Many of us were exposed to the discomfort, anger and prejudice some in our community persistently feel while we remain unchallenged in the ease of our daily lives. Fargo isn’t immune to inherent racism that persists and wraps itself around communities without discretion. To mourn for Minneapolis and simultaneously be grateful that Fargo doesn’t have similar problems isn’t only ignorant, but the very problem itself. Racism doesn’t have to be as blatant as the murder of a black man at the hands of the police. It’s prevalent in our community in significant inconsistencies of equality, big and small. This deeply rooted racism is more devastating, exhausting, unfair and widespread than all the riots combined.
Some of us are white with bodies of safety and privilege. We are Fargo. Others have skin that doesn’t act as their shield but instead paints them as a target.
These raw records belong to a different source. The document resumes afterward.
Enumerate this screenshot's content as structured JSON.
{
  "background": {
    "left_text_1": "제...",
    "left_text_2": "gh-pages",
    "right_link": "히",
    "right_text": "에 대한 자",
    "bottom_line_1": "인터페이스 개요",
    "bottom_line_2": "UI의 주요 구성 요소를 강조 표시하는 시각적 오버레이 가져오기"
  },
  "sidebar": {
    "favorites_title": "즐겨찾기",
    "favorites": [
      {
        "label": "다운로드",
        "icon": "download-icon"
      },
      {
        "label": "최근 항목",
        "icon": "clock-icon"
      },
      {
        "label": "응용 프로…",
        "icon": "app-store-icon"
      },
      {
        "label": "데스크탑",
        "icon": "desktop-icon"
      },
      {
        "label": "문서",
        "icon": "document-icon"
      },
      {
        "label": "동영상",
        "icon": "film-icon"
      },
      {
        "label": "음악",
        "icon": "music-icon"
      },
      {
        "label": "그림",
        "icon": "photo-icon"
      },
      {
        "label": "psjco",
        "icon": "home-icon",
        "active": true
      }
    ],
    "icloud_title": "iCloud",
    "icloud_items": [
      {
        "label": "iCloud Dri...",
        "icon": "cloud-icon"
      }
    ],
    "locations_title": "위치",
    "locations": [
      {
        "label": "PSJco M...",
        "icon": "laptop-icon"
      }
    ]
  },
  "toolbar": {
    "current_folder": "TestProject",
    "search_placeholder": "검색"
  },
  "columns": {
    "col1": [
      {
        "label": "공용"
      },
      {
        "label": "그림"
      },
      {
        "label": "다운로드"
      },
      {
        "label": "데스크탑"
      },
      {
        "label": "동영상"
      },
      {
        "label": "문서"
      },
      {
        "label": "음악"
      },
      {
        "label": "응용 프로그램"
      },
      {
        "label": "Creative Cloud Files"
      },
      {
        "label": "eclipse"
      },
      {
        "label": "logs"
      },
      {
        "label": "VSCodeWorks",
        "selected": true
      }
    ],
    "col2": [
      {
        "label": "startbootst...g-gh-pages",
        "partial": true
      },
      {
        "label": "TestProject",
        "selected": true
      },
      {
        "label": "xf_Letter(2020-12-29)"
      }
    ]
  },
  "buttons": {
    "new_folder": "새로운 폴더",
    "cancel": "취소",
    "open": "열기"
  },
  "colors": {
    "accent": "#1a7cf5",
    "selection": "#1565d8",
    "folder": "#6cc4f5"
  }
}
They are Fargo. We are made of privilege and oppression, comfort and discontent, hope and heartbreak.
We can no longer pretend that Fargo is all things good and nice. There are fractures that define distinctly different realities members of our community experience. We each need to do our part to recognize what’s broken and do the hard, but necessary work to make Fargo the community we want to proudly embrace.
I’m part of the problem. It weighs heavy on my heart and worries my mind. I’m ready to humbly submit to educating myself towards better understanding, vow to vote for candidates who will take drastic action towards reform, let other voices be heard, allow unrest and upset unfurl in effort to heal, and take ownership of the many ways racism has been allowed to run rampant. This is our Fargo – in its pride and its pain – and it’s ours to build or break.